◆ **The task**: Output what the records say, word for word, with no images.

Items from an interface collection
----------

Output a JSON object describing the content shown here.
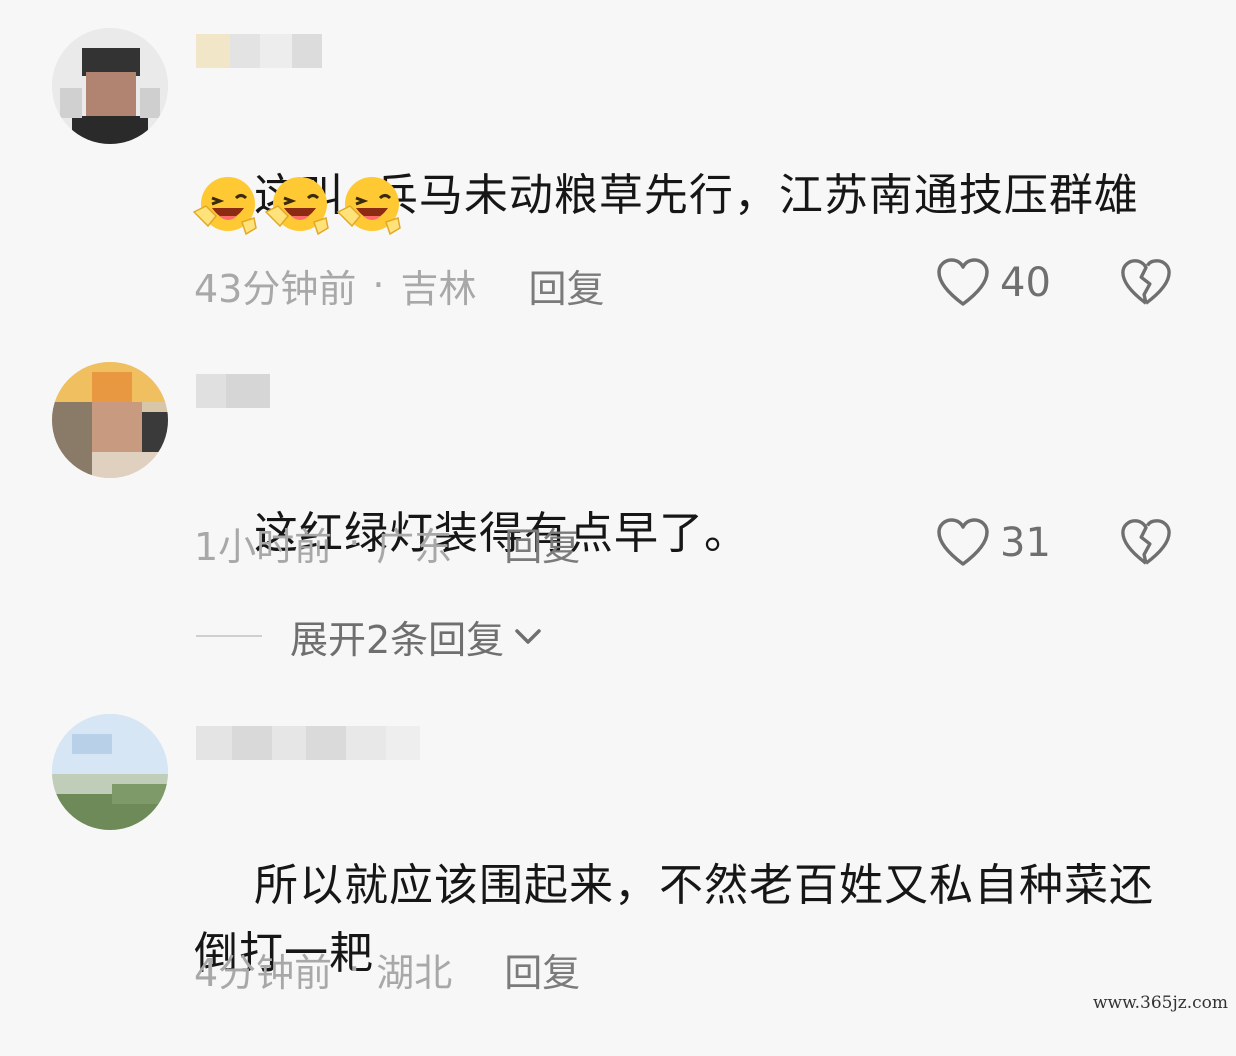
{
  "comments": [
    {
      "text": "这叫  兵马未动粮草先行，江苏南通技压群雄",
      "emoji": [
        "laughing-wink-emoji",
        "laughing-wink-emoji",
        "laughing-wink-emoji"
      ],
      "time": "43分钟前",
      "separator": "·",
      "location": "吉林",
      "reply_label": "回复",
      "likes": "40"
    },
    {
      "text": "这红绿灯装得有点早了。",
      "time": "1小时前",
      "separator": "·",
      "location": "广东",
      "reply_label": "回复",
      "likes": "31"
    },
    {
      "text": "所以就应该围起来，不然老百姓又私自种菜还\n倒打一耙",
      "time": "4分钟前",
      "separator": "·",
      "location": "湖北",
      "reply_label": "回复"
    }
  ],
  "expand_replies": {
    "label": "展开2条回复"
  },
  "watermark": "www.365jz.com",
  "colors": {
    "background": "#f7f7f7",
    "text": "#161616",
    "meta": "#a8a8a8",
    "icon": "#6f6f6f"
  }
}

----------

◆ **Response**:
Output a JSON object describing the content shown here.
{
  "comments": [
    {
      "text": "这叫  兵马未动粮草先行，江苏南通技压群雄",
      "emoji": [
        "laughing-wink-emoji",
        "laughing-wink-emoji",
        "laughing-wink-emoji"
      ],
      "time": "43分钟前",
      "separator": "·",
      "location": "吉林",
      "reply_label": "回复",
      "likes": "40"
    },
    {
      "text": "这红绿灯装得有点早了。",
      "time": "1小时前",
      "separator": "·",
      "location": "广东",
      "reply_label": "回复",
      "likes": "31"
    },
    {
      "text": "所以就应该围起来，不然老百姓又私自种菜还\n倒打一耙",
      "time": "4分钟前",
      "separator": "·",
      "location": "湖北",
      "reply_label": "回复"
    }
  ],
  "expand_replies": {
    "label": "展开2条回复"
  },
  "watermark": "www.365jz.com",
  "colors": {
    "background": "#f7f7f7",
    "text": "#161616",
    "meta": "#a8a8a8",
    "icon": "#6f6f6f"
  }
}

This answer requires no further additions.